■ Exercise requirements ■
Repeat the records below exactly, line for line.

■ Records provided ■

>>>>>

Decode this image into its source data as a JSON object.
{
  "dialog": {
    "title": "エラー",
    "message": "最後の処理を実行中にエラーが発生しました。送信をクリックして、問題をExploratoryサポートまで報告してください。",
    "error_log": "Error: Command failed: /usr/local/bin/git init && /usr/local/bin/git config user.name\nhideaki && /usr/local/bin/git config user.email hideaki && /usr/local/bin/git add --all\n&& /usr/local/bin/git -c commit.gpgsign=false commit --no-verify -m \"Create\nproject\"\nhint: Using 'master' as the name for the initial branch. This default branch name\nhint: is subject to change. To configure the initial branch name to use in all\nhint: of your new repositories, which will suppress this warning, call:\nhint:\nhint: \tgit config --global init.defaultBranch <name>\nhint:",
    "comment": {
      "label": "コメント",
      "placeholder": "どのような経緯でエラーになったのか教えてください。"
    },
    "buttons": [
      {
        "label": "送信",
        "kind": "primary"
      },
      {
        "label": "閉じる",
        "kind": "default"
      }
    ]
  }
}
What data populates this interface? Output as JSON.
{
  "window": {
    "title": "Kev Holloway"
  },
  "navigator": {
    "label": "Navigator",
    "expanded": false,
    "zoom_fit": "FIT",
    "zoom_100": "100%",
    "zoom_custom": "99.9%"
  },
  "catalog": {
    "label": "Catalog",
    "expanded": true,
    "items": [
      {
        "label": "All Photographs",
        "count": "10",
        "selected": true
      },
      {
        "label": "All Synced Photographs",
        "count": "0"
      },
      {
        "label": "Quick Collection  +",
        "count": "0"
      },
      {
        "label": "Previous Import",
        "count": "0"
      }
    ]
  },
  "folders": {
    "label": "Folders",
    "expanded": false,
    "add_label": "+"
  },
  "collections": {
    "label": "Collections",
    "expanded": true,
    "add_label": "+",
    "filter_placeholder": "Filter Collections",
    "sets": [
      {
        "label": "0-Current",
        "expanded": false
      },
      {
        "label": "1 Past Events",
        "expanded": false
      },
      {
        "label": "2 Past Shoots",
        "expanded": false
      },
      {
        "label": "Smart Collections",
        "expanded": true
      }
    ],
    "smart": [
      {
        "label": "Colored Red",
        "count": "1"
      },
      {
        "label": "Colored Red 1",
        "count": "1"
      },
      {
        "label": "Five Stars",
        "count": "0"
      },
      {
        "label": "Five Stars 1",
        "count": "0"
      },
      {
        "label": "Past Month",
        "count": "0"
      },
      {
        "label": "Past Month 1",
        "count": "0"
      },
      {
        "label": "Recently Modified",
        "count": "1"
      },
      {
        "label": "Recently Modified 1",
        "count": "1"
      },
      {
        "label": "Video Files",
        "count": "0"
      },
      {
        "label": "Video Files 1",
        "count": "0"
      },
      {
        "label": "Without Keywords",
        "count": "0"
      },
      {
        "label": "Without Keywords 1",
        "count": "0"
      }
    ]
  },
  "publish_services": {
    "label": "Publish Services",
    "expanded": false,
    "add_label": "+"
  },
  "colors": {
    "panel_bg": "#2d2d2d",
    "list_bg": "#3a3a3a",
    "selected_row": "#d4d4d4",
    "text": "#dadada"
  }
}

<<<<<

■ Exercise output ■
Decode this image into its source data as a JSON object.
{
  "dialog": {
    "title": "エラー",
    "message": "最後の処理を実行中にエラーが発生しました。送信をクリックして、問題をExploratoryサポートまで報告してください。",
    "error_log": "Error: Command failed: /usr/local/bin/git init && /usr/local/bin/git config user.name\nhideaki && /usr/local/bin/git config user.email hideaki && /usr/local/bin/git add --all\n&& /usr/local/bin/git -c commit.gpgsign=false commit --no-verify -m \"Create\nproject\"\nhint: Using 'master' as the name for the initial branch. This default branch name\nhint: is subject to change. To configure the initial branch name to use in all\nhint: of your new repositories, which will suppress this warning, call:\nhint:\nhint: \tgit config --global init.defaultBranch <name>\nhint:",
    "comment": {
      "label": "コメント",
      "placeholder": "どのような経緯でエラーになったのか教えてください。"
    },
    "buttons": [
      {
        "label": "送信",
        "kind": "primary"
      },
      {
        "label": "閉じる",
        "kind": "default"
      }
    ]
  }
}
What data populates this interface? Output as JSON.
{
  "window": {
    "title": "Kev Holloway"
  },
  "navigator": {
    "label": "Navigator",
    "expanded": false,
    "zoom_fit": "FIT",
    "zoom_100": "100%",
    "zoom_custom": "99.9%"
  },
  "catalog": {
    "label": "Catalog",
    "expanded": true,
    "items": [
      {
        "label": "All Photographs",
        "count": "10",
        "selected": true
      },
      {
        "label": "All Synced Photographs",
        "count": "0"
      },
      {
        "label": "Quick Collection  +",
        "count": "0"
      },
      {
        "label": "Previous Import",
        "count": "0"
      }
    ]
  },
  "folders": {
    "label": "Folders",
    "expanded": false,
    "add_label": "+"
  },
  "collections": {
    "label": "Collections",
    "expanded": true,
    "add_label": "+",
    "filter_placeholder": "Filter Collections",
    "sets": [
      {
        "label": "0-Current",
        "expanded": false
      },
      {
        "label": "1 Past Events",
        "expanded": false
      },
      {
        "label": "2 Past Shoots",
        "expanded": false
      },
      {
        "label": "Smart Collections",
        "expanded": true
      }
    ],
    "smart": [
      {
        "label": "Colored Red",
        "count": "1"
      },
      {
        "label": "Colored Red 1",
        "count": "1"
      },
      {
        "label": "Five Stars",
        "count": "0"
      },
      {
        "label": "Five Stars 1",
        "count": "0"
      },
      {
        "label": "Past Month",
        "count": "0"
      },
      {
        "label": "Past Month 1",
        "count": "0"
      },
      {
        "label": "Recently Modified",
        "count": "1"
      },
      {
        "label": "Recently Modified 1",
        "count": "1"
      },
      {
        "label": "Video Files",
        "count": "0"
      },
      {
        "label": "Video Files 1",
        "count": "0"
      },
      {
        "label": "Without Keywords",
        "count": "0"
      },
      {
        "label": "Without Keywords 1",
        "count": "0"
      }
    ]
  },
  "publish_services": {
    "label": "Publish Services",
    "expanded": false,
    "add_label": "+"
  },
  "colors": {
    "panel_bg": "#2d2d2d",
    "list_bg": "#3a3a3a",
    "selected_row": "#d4d4d4",
    "text": "#dadada"
  }
}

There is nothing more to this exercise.